◆ **Task directions**: Lines below containing the word "heart" should be copied out.
====== Data for the task
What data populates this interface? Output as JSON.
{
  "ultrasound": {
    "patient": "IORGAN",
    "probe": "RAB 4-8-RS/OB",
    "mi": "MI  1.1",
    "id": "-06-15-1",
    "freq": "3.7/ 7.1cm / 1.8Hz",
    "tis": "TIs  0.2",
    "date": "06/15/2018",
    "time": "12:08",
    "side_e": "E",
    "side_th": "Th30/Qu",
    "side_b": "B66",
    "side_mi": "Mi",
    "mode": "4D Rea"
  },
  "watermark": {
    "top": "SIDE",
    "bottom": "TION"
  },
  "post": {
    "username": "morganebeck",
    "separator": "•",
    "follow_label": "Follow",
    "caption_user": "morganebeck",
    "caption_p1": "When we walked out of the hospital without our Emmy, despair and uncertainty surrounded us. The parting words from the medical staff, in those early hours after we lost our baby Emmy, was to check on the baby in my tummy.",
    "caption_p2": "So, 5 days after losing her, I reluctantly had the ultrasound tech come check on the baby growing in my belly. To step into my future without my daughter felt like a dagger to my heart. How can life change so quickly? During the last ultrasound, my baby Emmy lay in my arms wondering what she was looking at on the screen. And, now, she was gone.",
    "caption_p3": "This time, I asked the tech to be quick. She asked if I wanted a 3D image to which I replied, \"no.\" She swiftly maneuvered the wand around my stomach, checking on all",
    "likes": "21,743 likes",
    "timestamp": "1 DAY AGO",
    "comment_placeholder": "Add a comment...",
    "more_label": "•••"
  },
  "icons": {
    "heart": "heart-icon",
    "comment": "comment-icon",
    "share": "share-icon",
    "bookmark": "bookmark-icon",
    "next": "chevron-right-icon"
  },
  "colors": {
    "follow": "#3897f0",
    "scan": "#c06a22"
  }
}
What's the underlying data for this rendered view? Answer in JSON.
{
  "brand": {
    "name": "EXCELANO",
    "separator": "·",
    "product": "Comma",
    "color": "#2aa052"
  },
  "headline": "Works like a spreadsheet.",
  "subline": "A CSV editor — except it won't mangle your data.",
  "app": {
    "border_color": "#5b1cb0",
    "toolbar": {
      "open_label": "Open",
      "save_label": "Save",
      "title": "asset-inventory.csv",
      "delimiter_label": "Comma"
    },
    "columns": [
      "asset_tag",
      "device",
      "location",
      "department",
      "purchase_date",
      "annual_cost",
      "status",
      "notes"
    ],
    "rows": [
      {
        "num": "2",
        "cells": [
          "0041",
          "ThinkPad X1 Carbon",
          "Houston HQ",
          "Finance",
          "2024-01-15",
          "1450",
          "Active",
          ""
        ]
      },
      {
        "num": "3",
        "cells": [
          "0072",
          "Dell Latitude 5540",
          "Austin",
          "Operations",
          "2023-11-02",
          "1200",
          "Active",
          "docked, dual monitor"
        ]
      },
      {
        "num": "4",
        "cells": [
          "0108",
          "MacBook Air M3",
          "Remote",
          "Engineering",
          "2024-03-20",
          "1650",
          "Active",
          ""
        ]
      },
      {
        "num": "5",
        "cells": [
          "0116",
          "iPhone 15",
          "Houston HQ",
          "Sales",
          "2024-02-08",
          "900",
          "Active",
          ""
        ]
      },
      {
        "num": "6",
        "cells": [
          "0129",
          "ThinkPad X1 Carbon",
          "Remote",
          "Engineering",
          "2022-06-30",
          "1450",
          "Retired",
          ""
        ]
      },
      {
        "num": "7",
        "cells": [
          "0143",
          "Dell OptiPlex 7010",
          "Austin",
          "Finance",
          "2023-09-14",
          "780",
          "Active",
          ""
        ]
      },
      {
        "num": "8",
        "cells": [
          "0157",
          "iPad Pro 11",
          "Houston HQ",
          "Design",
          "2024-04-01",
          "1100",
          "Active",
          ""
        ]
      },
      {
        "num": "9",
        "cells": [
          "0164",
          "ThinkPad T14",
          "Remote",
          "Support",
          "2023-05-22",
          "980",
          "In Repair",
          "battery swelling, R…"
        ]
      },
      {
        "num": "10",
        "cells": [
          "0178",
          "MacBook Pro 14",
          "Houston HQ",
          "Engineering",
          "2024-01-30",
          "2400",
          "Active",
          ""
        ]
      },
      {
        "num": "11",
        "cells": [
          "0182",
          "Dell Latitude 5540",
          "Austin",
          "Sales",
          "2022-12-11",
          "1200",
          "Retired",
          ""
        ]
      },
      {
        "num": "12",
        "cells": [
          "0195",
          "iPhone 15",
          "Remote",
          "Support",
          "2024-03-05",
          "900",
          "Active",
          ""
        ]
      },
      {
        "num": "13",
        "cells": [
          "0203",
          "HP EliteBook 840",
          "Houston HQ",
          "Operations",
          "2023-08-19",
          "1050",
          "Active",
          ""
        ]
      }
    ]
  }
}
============
◆ **Solution for this task**:
    "caption_p2": "So, 5 days after losing her, I reluctantly had the ultrasound tech come check on the baby growing in my belly. To step into my future without my daughter felt like a dagger to my heart. How can life change so quickly? During the last ultrasound, my baby Emmy lay in my arms wondering what she was looking at on the screen. And, now, she was gone.",
    "heart": "heart-icon",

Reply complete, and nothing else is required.